● **Items listed in a dataset**:
---*---
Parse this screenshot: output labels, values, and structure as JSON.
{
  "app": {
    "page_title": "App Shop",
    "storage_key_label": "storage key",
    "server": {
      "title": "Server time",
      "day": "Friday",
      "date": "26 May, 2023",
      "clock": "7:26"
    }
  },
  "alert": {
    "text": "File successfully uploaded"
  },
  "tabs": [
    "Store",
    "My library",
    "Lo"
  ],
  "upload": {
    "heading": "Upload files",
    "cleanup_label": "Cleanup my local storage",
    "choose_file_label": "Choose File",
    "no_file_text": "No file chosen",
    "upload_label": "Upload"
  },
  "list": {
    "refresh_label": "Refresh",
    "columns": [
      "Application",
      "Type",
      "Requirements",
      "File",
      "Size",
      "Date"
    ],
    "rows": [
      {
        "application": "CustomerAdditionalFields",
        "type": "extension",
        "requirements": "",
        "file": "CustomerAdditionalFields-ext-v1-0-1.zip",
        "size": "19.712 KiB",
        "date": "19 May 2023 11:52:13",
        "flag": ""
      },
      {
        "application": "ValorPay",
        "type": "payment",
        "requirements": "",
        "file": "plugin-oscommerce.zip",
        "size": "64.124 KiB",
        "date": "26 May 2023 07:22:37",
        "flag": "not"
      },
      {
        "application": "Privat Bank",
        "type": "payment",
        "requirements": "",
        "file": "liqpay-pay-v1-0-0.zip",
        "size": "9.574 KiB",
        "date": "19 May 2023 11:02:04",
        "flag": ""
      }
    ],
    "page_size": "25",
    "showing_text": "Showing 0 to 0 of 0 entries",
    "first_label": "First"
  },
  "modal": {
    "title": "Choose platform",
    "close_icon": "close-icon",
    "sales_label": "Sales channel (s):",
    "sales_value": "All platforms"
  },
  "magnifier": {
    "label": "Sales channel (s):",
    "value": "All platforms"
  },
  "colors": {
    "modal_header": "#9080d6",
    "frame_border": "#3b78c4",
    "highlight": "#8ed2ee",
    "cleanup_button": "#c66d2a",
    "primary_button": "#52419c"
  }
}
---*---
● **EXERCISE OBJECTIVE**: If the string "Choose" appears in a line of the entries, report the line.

● **SOLUTION TO THIS PROBLEM**:
    "choose_file_label": "Choose File",
    "title": "Choose platform",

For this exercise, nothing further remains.